**Material for the task:**

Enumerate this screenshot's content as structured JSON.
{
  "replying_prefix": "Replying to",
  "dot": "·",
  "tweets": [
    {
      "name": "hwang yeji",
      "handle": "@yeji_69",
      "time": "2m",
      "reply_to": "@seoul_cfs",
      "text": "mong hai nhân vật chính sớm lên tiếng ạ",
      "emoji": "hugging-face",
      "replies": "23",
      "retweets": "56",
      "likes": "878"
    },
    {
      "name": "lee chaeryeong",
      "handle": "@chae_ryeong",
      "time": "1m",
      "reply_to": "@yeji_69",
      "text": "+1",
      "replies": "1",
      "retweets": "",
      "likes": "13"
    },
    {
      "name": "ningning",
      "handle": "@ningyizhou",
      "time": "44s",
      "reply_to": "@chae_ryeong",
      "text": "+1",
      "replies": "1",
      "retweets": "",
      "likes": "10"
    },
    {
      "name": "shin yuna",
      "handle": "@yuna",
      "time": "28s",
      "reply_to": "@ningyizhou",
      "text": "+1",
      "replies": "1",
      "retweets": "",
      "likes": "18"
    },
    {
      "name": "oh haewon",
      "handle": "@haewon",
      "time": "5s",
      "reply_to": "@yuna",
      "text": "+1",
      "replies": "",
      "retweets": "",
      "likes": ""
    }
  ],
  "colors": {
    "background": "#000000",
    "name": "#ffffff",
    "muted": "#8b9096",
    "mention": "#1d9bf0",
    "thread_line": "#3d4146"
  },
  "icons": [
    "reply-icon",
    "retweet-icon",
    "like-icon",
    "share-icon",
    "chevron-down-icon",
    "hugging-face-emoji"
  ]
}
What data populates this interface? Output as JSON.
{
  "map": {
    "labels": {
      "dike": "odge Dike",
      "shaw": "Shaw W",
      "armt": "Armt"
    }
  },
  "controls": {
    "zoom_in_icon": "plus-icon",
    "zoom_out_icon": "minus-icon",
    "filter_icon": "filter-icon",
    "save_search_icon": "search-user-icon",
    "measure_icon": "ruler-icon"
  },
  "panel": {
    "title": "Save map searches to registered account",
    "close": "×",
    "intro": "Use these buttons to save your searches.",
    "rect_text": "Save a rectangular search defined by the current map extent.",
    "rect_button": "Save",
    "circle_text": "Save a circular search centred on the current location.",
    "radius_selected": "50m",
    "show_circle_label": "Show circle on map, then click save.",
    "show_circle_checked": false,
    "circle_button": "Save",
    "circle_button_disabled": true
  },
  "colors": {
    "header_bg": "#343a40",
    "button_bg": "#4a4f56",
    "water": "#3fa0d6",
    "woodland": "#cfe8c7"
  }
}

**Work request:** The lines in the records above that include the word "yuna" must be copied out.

**Written response:**
      "name": "shin yuna",
      "handle": "@yuna",
      "reply_to": "@yuna",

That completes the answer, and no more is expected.